THE PROBLEM: Which lines in the listing below contain "handle"? Copy each of them.

INPUT:

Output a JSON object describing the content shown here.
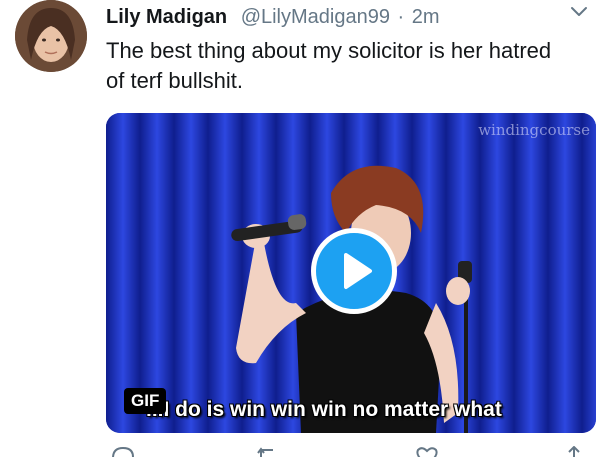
{
  "tweet": {
    "display_name": "Lily Madigan",
    "handle": "@LilyMadigan99",
    "separator": "·",
    "timestamp": "2m",
    "text_line1": "The best thing about my solicitor is her hatred",
    "text_line2": "of terf bullshit."
  },
  "media": {
    "watermark": "windingcourse",
    "caption": "...I do is win win win no matter what",
    "gif_badge": "GIF"
  },
  "colors": {
    "accent": "#1da1f2",
    "secondary_text": "#657786",
    "primary_text": "#14171a",
    "curtain": "#1b2fbf"
  }
}
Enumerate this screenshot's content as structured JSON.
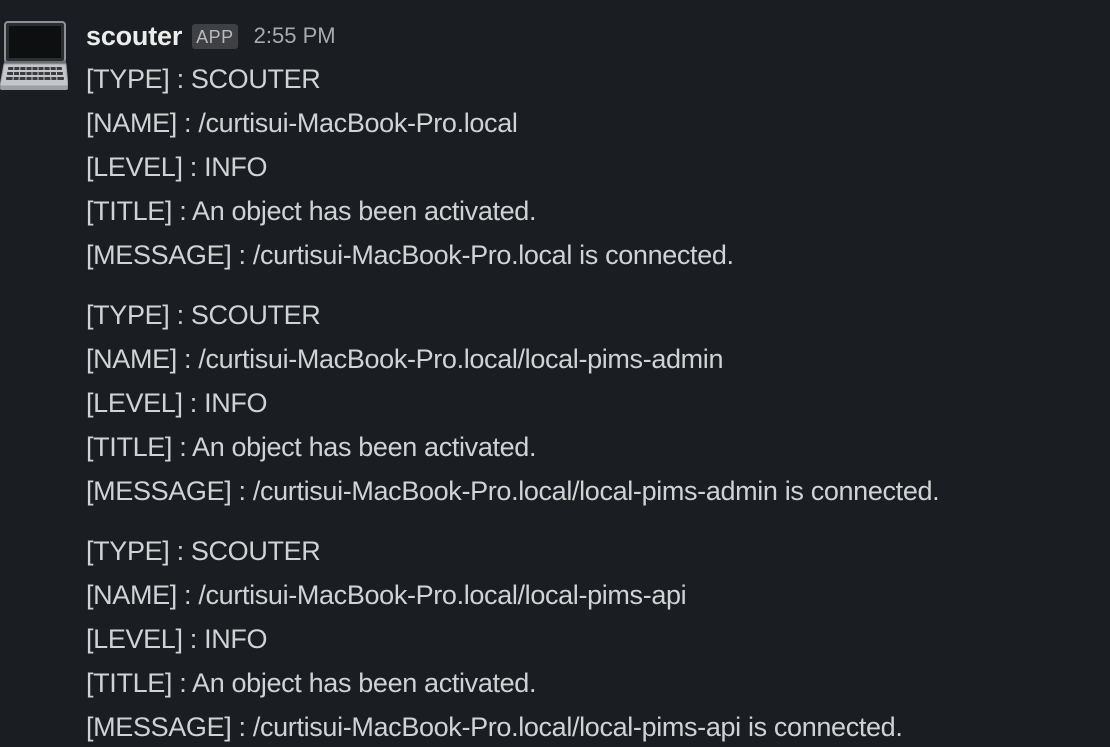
{
  "message": {
    "avatar_icon": "laptop-icon",
    "sender": "scouter",
    "badge": "APP",
    "timestamp": "2:55 PM",
    "blocks": [
      {
        "type": "[TYPE] : SCOUTER",
        "name": "[NAME] : /curtisui-MacBook-Pro.local",
        "level": "[LEVEL] : INFO",
        "title": "[TITLE] : An object has been activated.",
        "message": "[MESSAGE] : /curtisui-MacBook-Pro.local is connected."
      },
      {
        "type": "[TYPE] : SCOUTER",
        "name": "[NAME] : /curtisui-MacBook-Pro.local/local-pims-admin",
        "level": "[LEVEL] : INFO",
        "title": "[TITLE] : An object has been activated.",
        "message": "[MESSAGE] : /curtisui-MacBook-Pro.local/local-pims-admin is connected."
      },
      {
        "type": "[TYPE] : SCOUTER",
        "name": "[NAME] : /curtisui-MacBook-Pro.local/local-pims-api",
        "level": "[LEVEL] : INFO",
        "title": "[TITLE] : An object has been activated.",
        "message": "[MESSAGE] : /curtisui-MacBook-Pro.local/local-pims-api is connected."
      }
    ]
  },
  "colors": {
    "background": "#1a1d21",
    "sender": "#ececec",
    "text": "#d1d2d3",
    "badge_bg": "#3e4044",
    "timestamp": "#a9aaac"
  }
}
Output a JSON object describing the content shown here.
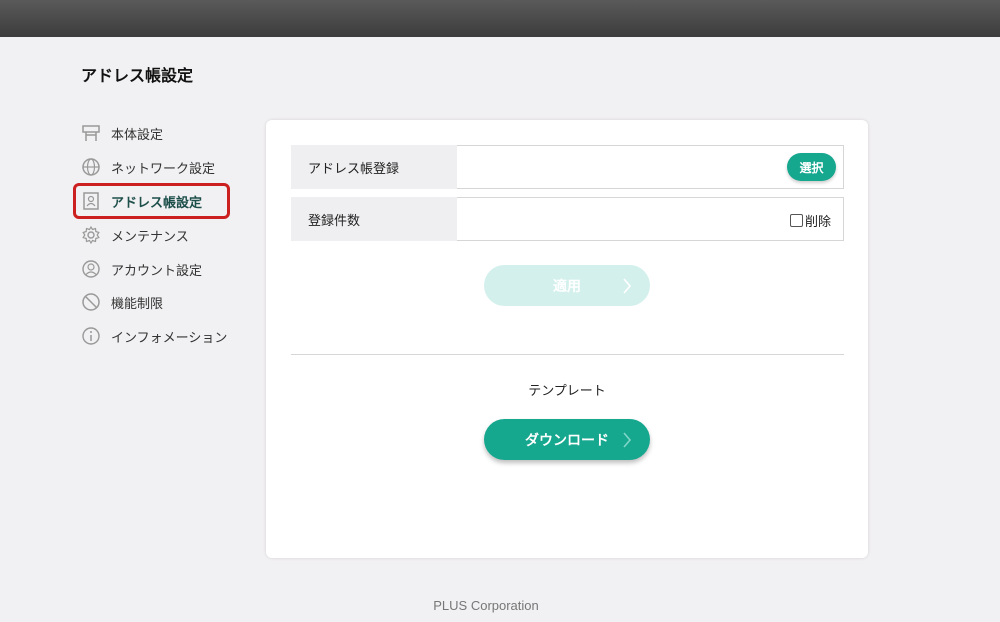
{
  "page": {
    "title": "アドレス帳設定"
  },
  "sidebar": {
    "items": [
      {
        "label": "本体設定",
        "icon": "printer-icon"
      },
      {
        "label": "ネットワーク設定",
        "icon": "globe-icon"
      },
      {
        "label": "アドレス帳設定",
        "icon": "address-book-icon",
        "active": true
      },
      {
        "label": "メンテナンス",
        "icon": "gear-icon"
      },
      {
        "label": "アカウント設定",
        "icon": "user-icon"
      },
      {
        "label": "機能制限",
        "icon": "prohibited-icon"
      },
      {
        "label": "インフォメーション",
        "icon": "info-icon"
      }
    ]
  },
  "form": {
    "register_label": "アドレス帳登録",
    "register_value": "",
    "select_button": "選択",
    "count_label": "登録件数",
    "count_value": "",
    "delete_label": "削除",
    "delete_checked": false,
    "apply_button": "適用"
  },
  "template": {
    "label": "テンプレート",
    "download_button": "ダウンロード"
  },
  "footer": {
    "text": "PLUS Corporation"
  },
  "colors": {
    "accent": "#16a78f",
    "accent_disabled": "#d3f0ec",
    "highlight_frame": "#cc1f1f",
    "topbar": "#474747"
  }
}
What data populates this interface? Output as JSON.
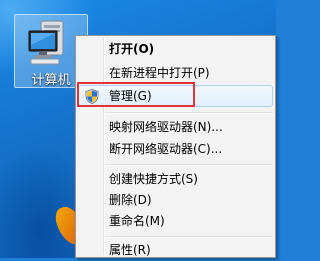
{
  "desktop": {
    "computer_icon": {
      "icon": "computer-icon",
      "label": "计算机"
    }
  },
  "context_menu": {
    "items": [
      {
        "label": "打开(O)",
        "bold": true
      },
      {
        "label": "在新进程中打开(P)"
      },
      {
        "label": "管理(G)",
        "icon": "uac-shield-icon",
        "highlighted": true
      },
      {
        "label": "映射网络驱动器(N)..."
      },
      {
        "label": "断开网络驱动器(C)..."
      },
      {
        "label": "创建快捷方式(S)"
      },
      {
        "label": "删除(D)"
      },
      {
        "label": "重命名(M)"
      },
      {
        "label": "属性(R)"
      }
    ]
  },
  "annotation": {
    "color": "#e0343c"
  }
}
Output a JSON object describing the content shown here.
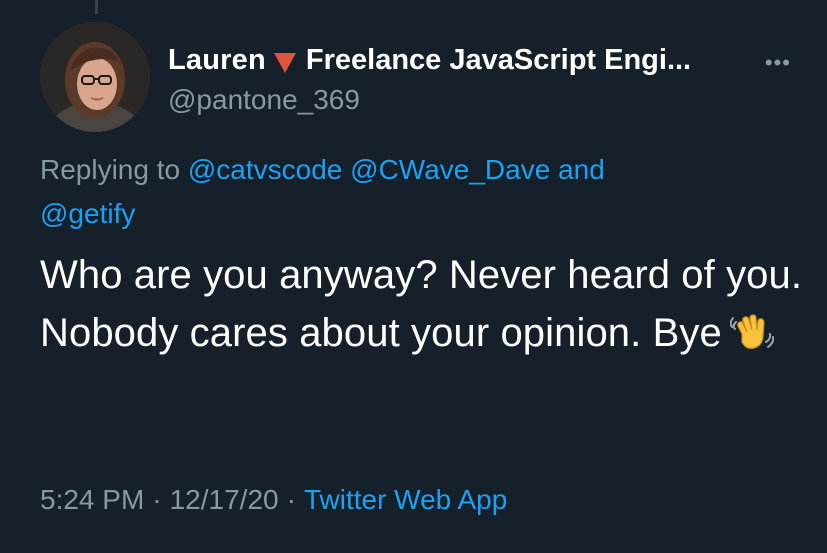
{
  "tweet": {
    "author": {
      "display_name": "Lauren",
      "name_suffix": "Freelance JavaScript Engi...",
      "handle": "@pantone_369",
      "flag_icon": "red-triangle-icon",
      "flag_color": "#e0533d"
    },
    "more_icon": "more-horizontal-icon",
    "replying": {
      "prefix": "Replying to",
      "mention_1": "@catvscode",
      "mention_2": "@CWave_Dave",
      "conjunction": "and",
      "mention_3": "@getify"
    },
    "text": "Who are you anyway? Never heard of you. Nobody cares about your opinion. Bye",
    "emoji_icon": "waving-hand-icon",
    "meta": {
      "time": "5:24 PM",
      "separator": "·",
      "date": "12/17/20",
      "source": "Twitter Web App"
    }
  },
  "colors": {
    "background": "#15202b",
    "text_primary": "#ffffff",
    "text_secondary": "#8899a6",
    "accent": "#1da1f2"
  }
}
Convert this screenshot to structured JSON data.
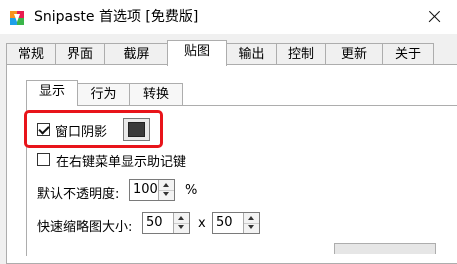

RESULT FOR THIS EXERCISE:
    "handle": "@LilyMadigan99",
      "handle": "@pantone_369",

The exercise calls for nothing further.